"When you have 17,000 or 18,000 people behind you, it's a great feeling," Boudreau said. "It motivates our players, but it's not something people who have been here longer than two years are accustomed to."
Since Boudreau blended his up-tempo brand of hockey with Washington's core of established and emerging stars, a full house has become the norm rather than the exception it had been in previous seasons. The average attendance is 17,997, up 28.4 percent from this time last year and the highest through 25 games in team history. The record for home sellouts is 23, which was set in 1988-89 and then equaled in 1995-96. This year's team is on pace to make it a three-way tie.
"If there's no fans, there's not that energy," said Boudreau, who has a 42-11-4 record at home. "And if you're not winning, there's no fans. You can't have one without the other."
The Capitals are also poised to set the record for most points and tie the record for fewest losses at home. They're on pace for 70.5 home points (which would eclipse the 62 points the 1985-86 and 1999-2000 squads posted) and for five defeats (the 1999-2000 team lost just five times.)
There are many reasons for the Capitals' success at home other than fan support. One of the biggest, though not an obvious one, is the proximity of the team's Arlington practice facility to most of the players' homes, Boudreau said. Many of the Capitals live within walking distance of Kettler Capitals Iceplex, allowing them to get more rest before and after practices and morning skates, which is critical during the grind of an 82-game regular season.
"Getting home cooking and sleeping in your own bed the night before games helps, obviously," Boudreau said. "But it also really helps when you only have to make one commute to Verizon Center on game days."
And then there's Alex Ovechkin, the NHL's reigning MVP and leading goal scorer. He has 23 goals in the 24 home games in which he has played. Part of that, Boudreau said, has to do with the home team getting the last line change, which allows him to match his star winger against weaker defensive units.
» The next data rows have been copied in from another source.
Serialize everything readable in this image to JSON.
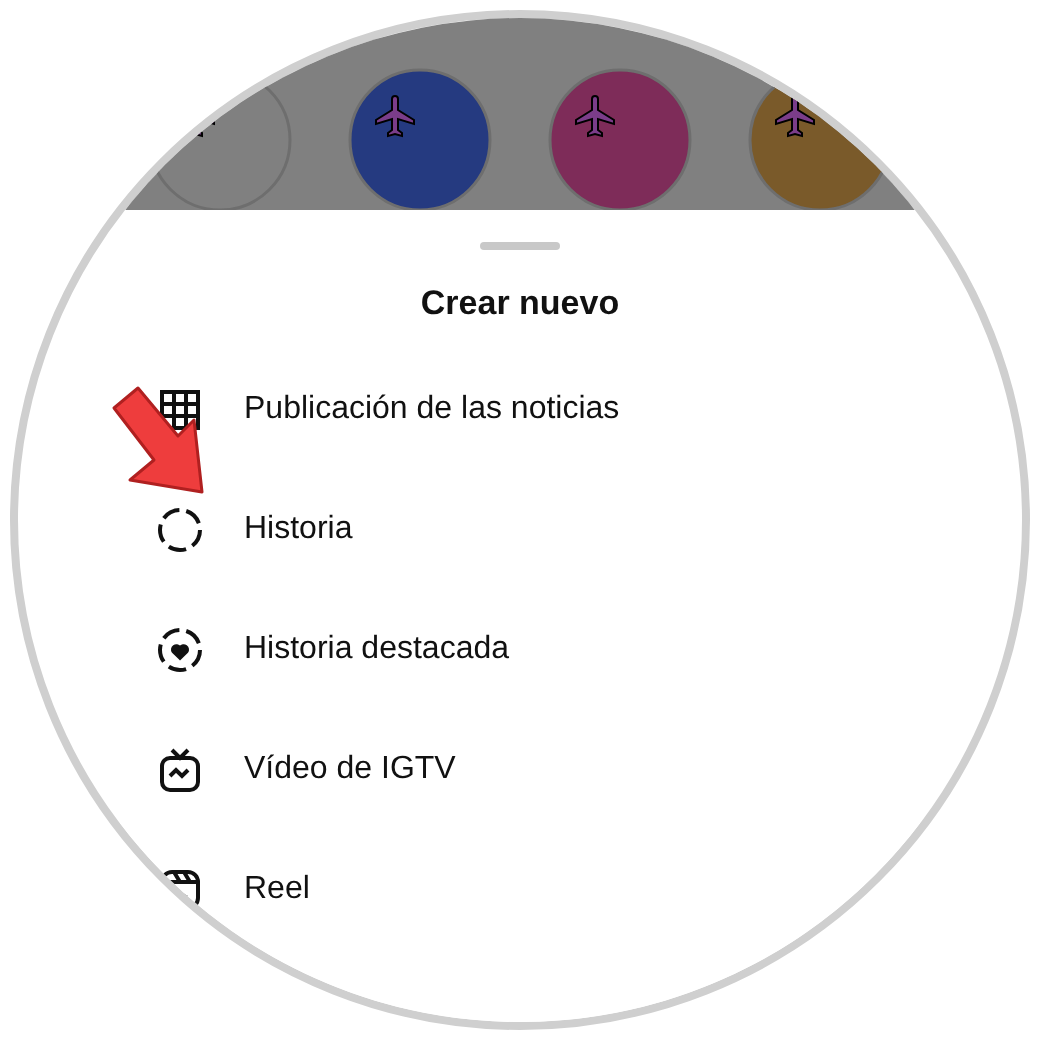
{
  "stories": [
    {
      "color": "#808080"
    },
    {
      "color": "#253a80"
    },
    {
      "color": "#7e2c59"
    },
    {
      "color": "#7a5a2a"
    }
  ],
  "sheet": {
    "title": "Crear nuevo",
    "items": [
      {
        "kind": "grid",
        "label": "Publicación de las noticias"
      },
      {
        "kind": "story",
        "label": "Historia"
      },
      {
        "kind": "highlight",
        "label": "Historia destacada"
      },
      {
        "kind": "igtv",
        "label": "Vídeo de IGTV"
      },
      {
        "kind": "reel",
        "label": "Reel"
      }
    ]
  }
}
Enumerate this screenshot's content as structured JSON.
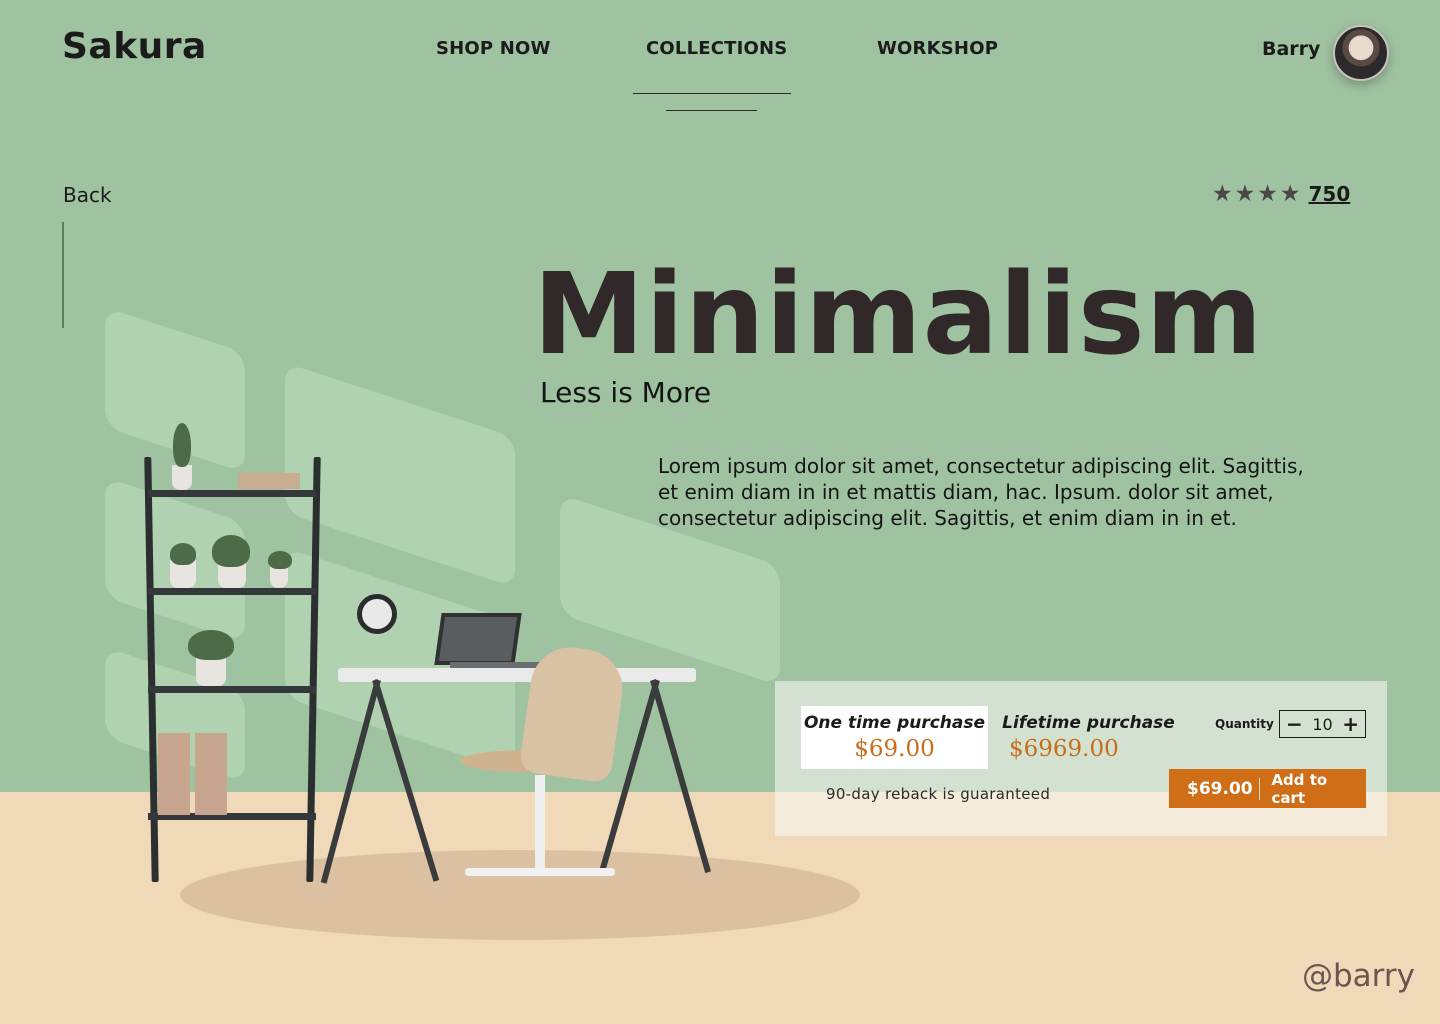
{
  "header": {
    "brand": "Sakura",
    "nav": [
      {
        "label": "SHOP NOW"
      },
      {
        "label": "COLLECTIONS"
      },
      {
        "label": "WORKSHOP"
      }
    ],
    "active_nav": "COLLECTIONS",
    "user": {
      "name": "Barry",
      "avatar_icon": "user-avatar"
    }
  },
  "page": {
    "back_label": "Back",
    "rating": {
      "stars": 4,
      "count": "750",
      "star_icon": "star-icon"
    },
    "title": "Minimalism",
    "subtitle": "Less is More",
    "description": "Lorem ipsum dolor sit amet, consectetur adipiscing elit. Sagittis, et enim diam in in et mattis diam, hac. Ipsum. dolor sit amet, consectetur adipiscing elit. Sagittis, et enim diam in in et."
  },
  "purchase": {
    "options": [
      {
        "label": "One time purchase",
        "price": "$69.00",
        "selected": true
      },
      {
        "label": "Lifetime purchase",
        "price": "$6969.00",
        "selected": false
      }
    ],
    "quantity_label": "Quantity",
    "quantity": "10",
    "minus_symbol": "−",
    "plus_symbol": "+",
    "guarantee": "90-day reback is guaranteed",
    "cart_price": "$69.00",
    "cart_label": "Add to cart"
  },
  "footer": {
    "handle": "@barry"
  },
  "colors": {
    "wall": "#9fc2a0",
    "floor": "#f0d9b9",
    "accent": "#cf6e16",
    "price": "#c96d1a",
    "title": "#302829"
  }
}
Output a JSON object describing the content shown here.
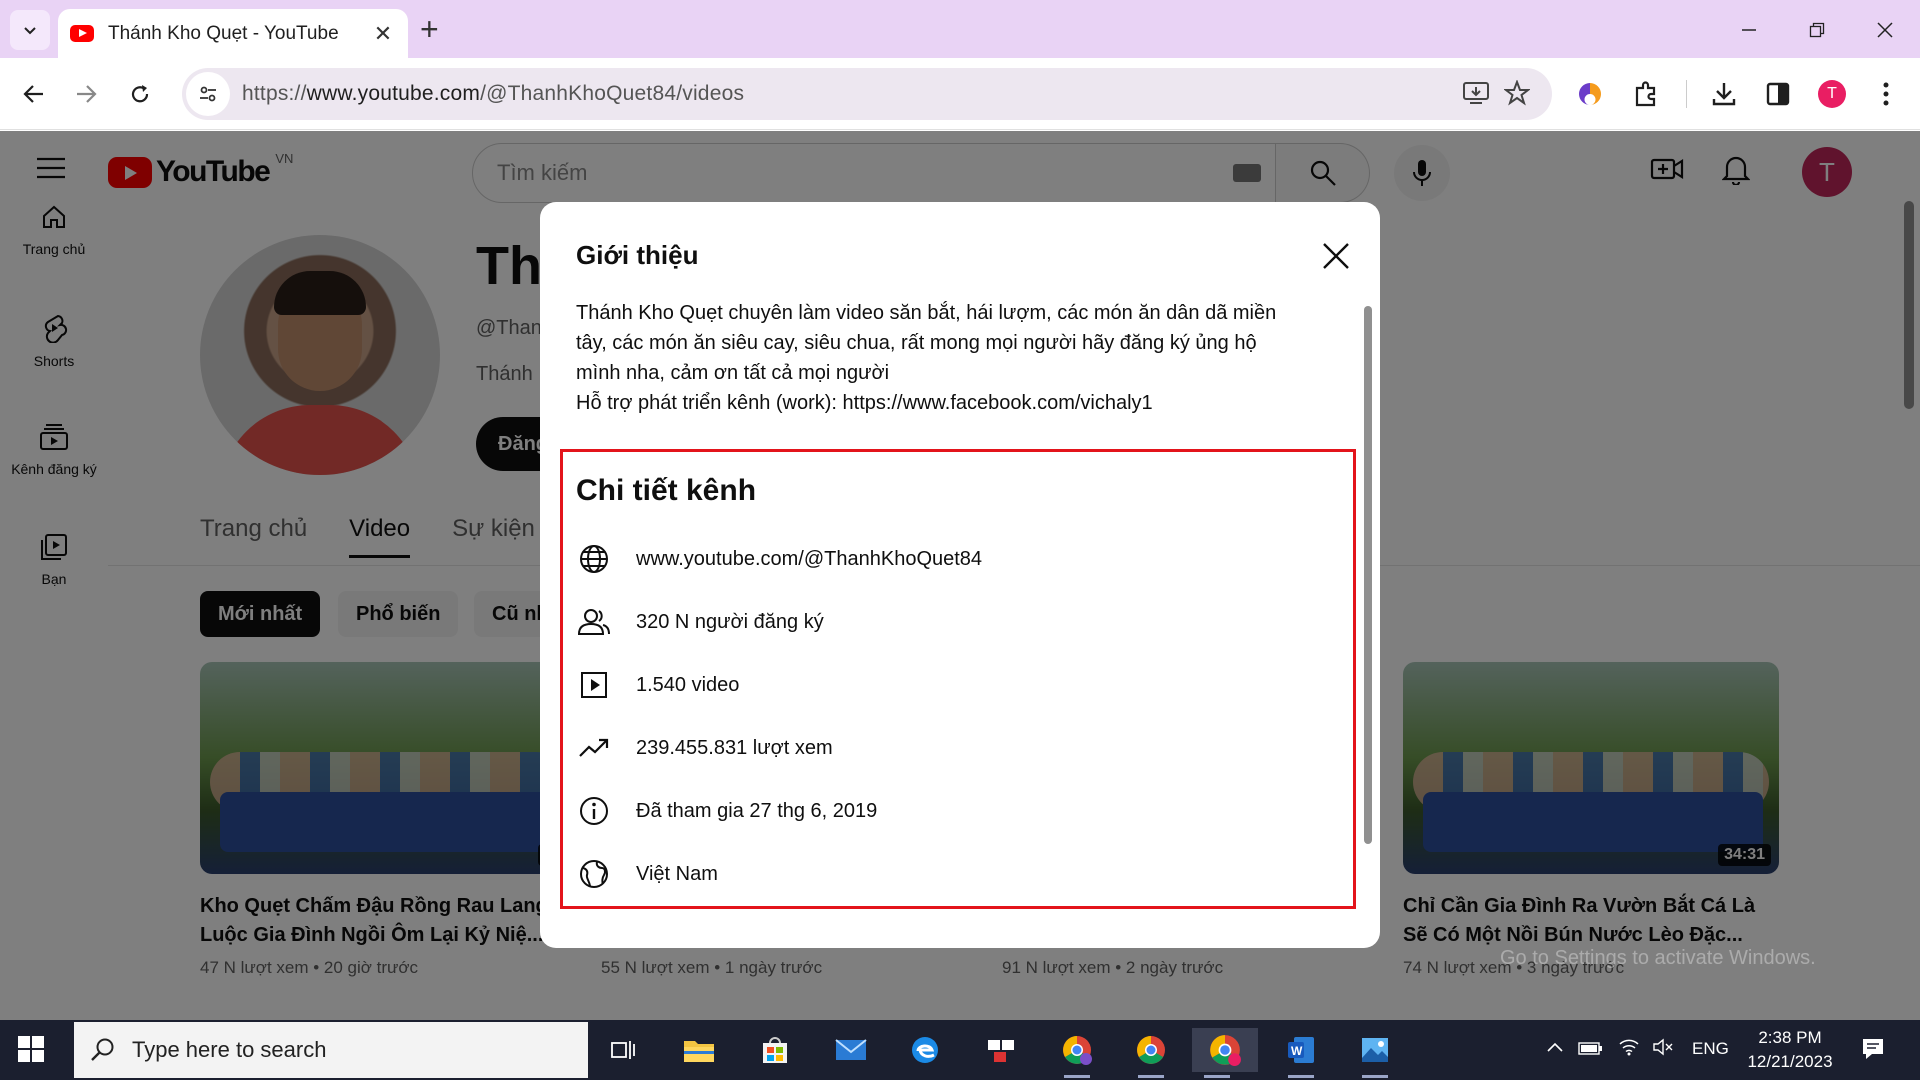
{
  "browser": {
    "tab_title": "Thánh Kho Quẹt - YouTube",
    "url_prefix": "https://",
    "url_host": "www.youtube.com",
    "url_path": "/@ThanhKhoQuet84/videos",
    "profile_initial": "T"
  },
  "youtube": {
    "country_code": "VN",
    "search_placeholder": "Tìm kiếm",
    "avatar_initial": "T",
    "sidebar": [
      {
        "label": "Trang chủ",
        "icon": "home-icon"
      },
      {
        "label": "Shorts",
        "icon": "shorts-icon"
      },
      {
        "label": "Kênh đăng ký",
        "icon": "subscriptions-icon"
      },
      {
        "label": "Bạn",
        "icon": "you-icon"
      }
    ],
    "channel": {
      "name_visible": "Th",
      "handle_visible": "@Than",
      "desc_visible": "Thánh",
      "subscribe_visible": "Đăng"
    },
    "tabs": [
      "Trang chủ",
      "Video",
      "Sự kiện"
    ],
    "chips": [
      "Mới nhất",
      "Phổ biến",
      "Cũ nh"
    ],
    "videos": [
      {
        "title": "Kho Quẹt Chấm Đậu Rồng Rau Lang Luộc Gia Đình Ngồi Ôm Lại Kỷ Niệ...",
        "meta": "47 N lượt xem • 20 giờ trước",
        "duration": "37"
      },
      {
        "title": "",
        "meta": "55 N lượt xem • 1 ngày trước",
        "duration": ""
      },
      {
        "title": "",
        "meta": "91 N lượt xem • 2 ngày trước",
        "duration": ""
      },
      {
        "title": "Chỉ Cần Gia Đình Ra Vườn Bắt Cá Là Sẽ Có Một Nồi Bún Nước Lèo Đặc...",
        "meta": "74 N lượt xem • 3 ngày trước",
        "duration": "34:31"
      }
    ],
    "activate_text": "Go to Settings to activate Windows."
  },
  "dialog": {
    "title": "Giới thiệu",
    "about_lines": [
      "Thánh Kho Quẹt chuyên làm video săn bắt,  hái lượm, các món ăn dân dã miền",
      "tây, các món ăn siêu cay, siêu chua,  rất mong mọi người hãy đăng ký ủng hộ",
      "mình nha,  cảm ơn tất cả mọi người",
      "Hỗ trợ phát triển kênh (work): https://www.facebook.com/vichaly1"
    ],
    "details_title": "Chi tiết kênh",
    "details": [
      {
        "icon": "globe-icon",
        "text": "www.youtube.com/@ThanhKhoQuet84"
      },
      {
        "icon": "subscribers-icon",
        "text": "320 N người đăng ký"
      },
      {
        "icon": "video-icon",
        "text": "1.540 video"
      },
      {
        "icon": "trending-icon",
        "text": "239.455.831 lượt xem"
      },
      {
        "icon": "info-icon",
        "text": "Đã tham gia 27 thg 6, 2019"
      },
      {
        "icon": "country-globe-icon",
        "text": "Việt Nam"
      }
    ],
    "highlight_color": "#e3141b"
  },
  "taskbar": {
    "search_placeholder": "Type here to search",
    "language": "ENG",
    "time": "2:38 PM",
    "date": "12/21/2023"
  }
}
Ovechkin, who has five goals in the past two home games, is on pace for more than 38 at home this season, which would be six more than the franchise record he set last season.
Boudreau said he notices a slightly more energized Ovechkin at home.
"Alex is a very emotional guy, and he knows the fans are behind him 100 percent," Boudreau said. "So when the fans get into it, Alex's energy level goes up. That's where those gaudy numbers come from."
No discussion of the Capitals' newfound home ice advantage, though, is complete without an acknowledgment of the ear-splitting decibel level from the sea of red-clad fans after goals.
"I haven't been in another building where you can't hear yourself think," Boudreau said. "And here you can't. I don't know if the acoustics are so good, but it's a factor."
Capitals Note: With several players suffering from various minor ailments and illnesses, Boudreau made the late decision to call off yesterday's practice.